We were asked to break into small groups of 4 or 5 and discuss this question, and encouraged to truly consider both the affirmative and negative answers. It became clear in my group’s discussion that the notion of youth learning how to construct the very websites, social media portals and games with which they spend so much time would impart a vital message as to how they can engage and take ownership of their larger community. Learning how to build their own sports website, will alter the way they think about their own favorite website, which will impact the way they think of all information they glean from the Internet. This in turn will potentially impact the way they view the real world. For example, once they understand what happens to the garbage that gets picked up every week, they might feel more compelled to do something about the overflowing trashcan on the busy street corner. Next, we were asked to come up with an engaging project that would eventually involve 39 mayors across the country and a well-known celebrity, all with the goal of connecting youth to civics and activism. Although we were only given a short amount of time to come up with projects to pitch to the panel, the results were pretty amazing. Most of the ideas made it to this Etherpad, and I highly suggest you check it out.
All in all, I had a decent experience at PDF. There were some real gems, but there were also some glaring issues that I think a conference aimed at promoting democracy via digital technology needs to address. For one thing, I am still stammered by the lack of racial or socioeconomic diversity among the workshop presenters and the conference attendees. PDF needs to make a concerted effort to address this both explicitly as part of their overall message and mission, and implicitly by doing more outreach and recruitment. I was also personally disappointed by the lack of media literacy-related subjects, as it is my belief that there is no greater way to spread and strengthen democracy than to make sure people understand how much media impact every single facet of their lives.

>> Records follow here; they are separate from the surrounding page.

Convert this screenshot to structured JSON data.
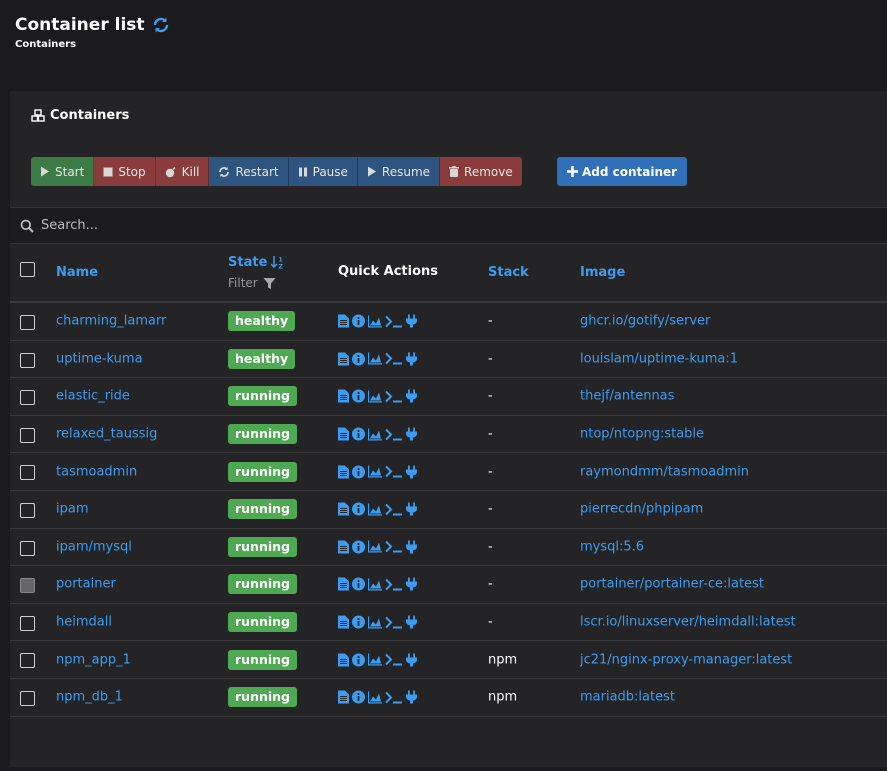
{
  "header": {
    "title": "Container list",
    "breadcrumb": "Containers"
  },
  "panel": {
    "title": "Containers"
  },
  "actions": {
    "start": "Start",
    "stop": "Stop",
    "kill": "Kill",
    "restart": "Restart",
    "pause": "Pause",
    "resume": "Resume",
    "remove": "Remove",
    "add": "Add container"
  },
  "search": {
    "placeholder": "Search..."
  },
  "columns": {
    "name": "Name",
    "state": "State",
    "filter": "Filter",
    "quick_actions": "Quick Actions",
    "stack": "Stack",
    "image": "Image"
  },
  "icons": [
    "refresh-icon",
    "cubes-icon",
    "play-icon",
    "stop-icon",
    "bomb-icon",
    "sync-icon",
    "pause-icon",
    "remove-icon",
    "plus-icon",
    "search-icon",
    "sort-icon",
    "filter-icon",
    "logs-icon",
    "info-icon",
    "stats-icon",
    "console-icon",
    "attach-icon"
  ],
  "colors": {
    "accent": "#3b9cf0",
    "healthy": "#4ea952",
    "start": "#3c7a46",
    "danger": "#8a3b3b",
    "neutral": "#2e5480",
    "add": "#2f70b8"
  },
  "containers": [
    {
      "name": "charming_lamarr",
      "state": "healthy",
      "stack": "-",
      "image": "ghcr.io/gotify/server"
    },
    {
      "name": "uptime-kuma",
      "state": "healthy",
      "stack": "-",
      "image": "louislam/uptime-kuma:1"
    },
    {
      "name": "elastic_ride",
      "state": "running",
      "stack": "-",
      "image": "thejf/antennas"
    },
    {
      "name": "relaxed_taussig",
      "state": "running",
      "stack": "-",
      "image": "ntop/ntopng:stable"
    },
    {
      "name": "tasmoadmin",
      "state": "running",
      "stack": "-",
      "image": "raymondmm/tasmoadmin"
    },
    {
      "name": "ipam",
      "state": "running",
      "stack": "-",
      "image": "pierrecdn/phpipam"
    },
    {
      "name": "ipam/mysql",
      "state": "running",
      "stack": "-",
      "image": "mysql:5.6"
    },
    {
      "name": "portainer",
      "state": "running",
      "stack": "-",
      "image": "portainer/portainer-ce:latest"
    },
    {
      "name": "heimdall",
      "state": "running",
      "stack": "-",
      "image": "lscr.io/linuxserver/heimdall:latest"
    },
    {
      "name": "npm_app_1",
      "state": "running",
      "stack": "npm",
      "image": "jc21/nginx-proxy-manager:latest"
    },
    {
      "name": "npm_db_1",
      "state": "running",
      "stack": "npm",
      "image": "mariadb:latest"
    }
  ]
}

However, I look forward to the 10th anniversary of PDF next year, and have already marked my calendar. While there are a few things I would change, PDF remains a valuable opportunity for the brightest minds and most pressing issues to converge around the issue of media and democracy.